“He would go get a van, and he’d pick up half the players in Tuscarora, kids from our territory and around the area, and we’d come up to play,” Chrysler laughs. “We got there, and it was just like family. The friendships we made in Niagara-on-the-Lake are lifetime ones.”

Playing alongside non-Indigenous teammates had its advantages, too. Many of those friendships he speaks of were formed over the sport, but also bridged the gap between cultures, creating a true understanding of each other’s lives. 

With difficulties at the border since March, 2020, NOTL lacrosse has seen a decline in registration, as well as a decline in the number of American players coming across to play.
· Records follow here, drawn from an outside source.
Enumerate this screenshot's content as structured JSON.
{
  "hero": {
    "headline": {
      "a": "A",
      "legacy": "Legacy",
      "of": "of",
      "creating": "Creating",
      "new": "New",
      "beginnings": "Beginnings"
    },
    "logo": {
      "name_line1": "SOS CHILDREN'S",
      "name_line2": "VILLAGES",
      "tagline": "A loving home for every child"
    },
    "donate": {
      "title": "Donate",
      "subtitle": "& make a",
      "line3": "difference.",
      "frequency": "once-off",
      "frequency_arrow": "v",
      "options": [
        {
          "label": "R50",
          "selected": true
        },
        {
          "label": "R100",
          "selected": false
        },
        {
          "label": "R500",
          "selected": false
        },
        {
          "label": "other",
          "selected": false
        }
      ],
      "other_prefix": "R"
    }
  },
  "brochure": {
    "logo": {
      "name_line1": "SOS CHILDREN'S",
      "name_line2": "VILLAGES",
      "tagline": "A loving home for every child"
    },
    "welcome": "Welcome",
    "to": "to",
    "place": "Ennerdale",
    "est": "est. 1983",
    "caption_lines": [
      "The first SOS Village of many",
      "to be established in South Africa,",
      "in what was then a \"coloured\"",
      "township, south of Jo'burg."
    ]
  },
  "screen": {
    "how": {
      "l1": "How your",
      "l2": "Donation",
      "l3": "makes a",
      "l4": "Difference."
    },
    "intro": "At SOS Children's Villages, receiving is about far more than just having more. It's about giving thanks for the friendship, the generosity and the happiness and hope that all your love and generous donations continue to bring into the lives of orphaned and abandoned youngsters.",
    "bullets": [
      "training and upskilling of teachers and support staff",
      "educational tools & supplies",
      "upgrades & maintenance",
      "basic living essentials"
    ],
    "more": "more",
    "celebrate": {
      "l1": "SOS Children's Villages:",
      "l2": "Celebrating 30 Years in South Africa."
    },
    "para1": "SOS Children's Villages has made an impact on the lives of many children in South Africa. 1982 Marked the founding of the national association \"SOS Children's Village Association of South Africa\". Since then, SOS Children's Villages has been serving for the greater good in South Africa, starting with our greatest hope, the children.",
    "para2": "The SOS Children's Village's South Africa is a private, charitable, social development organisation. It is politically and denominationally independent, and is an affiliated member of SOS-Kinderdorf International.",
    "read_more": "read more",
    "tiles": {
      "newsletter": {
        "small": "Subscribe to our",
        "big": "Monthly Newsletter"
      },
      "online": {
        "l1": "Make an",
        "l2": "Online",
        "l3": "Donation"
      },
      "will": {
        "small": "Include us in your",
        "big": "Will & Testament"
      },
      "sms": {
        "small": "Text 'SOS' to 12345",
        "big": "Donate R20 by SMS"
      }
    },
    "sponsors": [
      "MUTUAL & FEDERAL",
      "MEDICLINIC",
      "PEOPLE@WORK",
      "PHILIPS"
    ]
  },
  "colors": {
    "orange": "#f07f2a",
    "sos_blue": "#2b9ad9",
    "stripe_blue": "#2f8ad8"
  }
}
That, of course, includes many Indigenous players, who have looked elsewhere to pursue their love of the game.

In light of that, Chrysler’s proudest accomplishment to date might be his current role as president and head coach of the newly formed Tuscarora Tomahawks of the First Nations Junior B Lacrosse League.

“It’s the first time in Tuscarora history that we have had a Junior B program,” states Chrysler. “It’s because of the border, and COVID. Just to see our community back together, and our minor system being re-formed. It’s amazing.”

Like Chrysler, Sowden is also giving back to the game. In his case, it’s through FUSE Lacrosse’s skills sessions and its lessons on the game’s culture and history, three of which were run recently as part of the Niagara Folk Arts Festival.

Those cultural lessons include a focus on the values of tradition, respect, leadership, perseverance and integrity. FUSE uses active discussions to create an environment that encourages conversation and builds understanding of Indigenous history while growing the game of lacrosse.

“We use our Haudenosaunee perspective to give back to our community,” Sowden says. “One of the biggest things we recognize is what lacrosse did for us as people. It’s so important to help youth to identify themselves and find a purpose.”

And it’s an opportunity for the three men to create a community around the game, and to move toward healing in a time of truth and reconciliation. 

“It’s a chance for dialogue,” he says. “It’s an opportunity for discussion in light of the finding of all the unmarked graves. We can share knowledge, not only about the game itself, but also about some of the challenges Indigenous people face. We can have those meaningful discussions while doing something active, and surrounding ourselves with like-minded people.”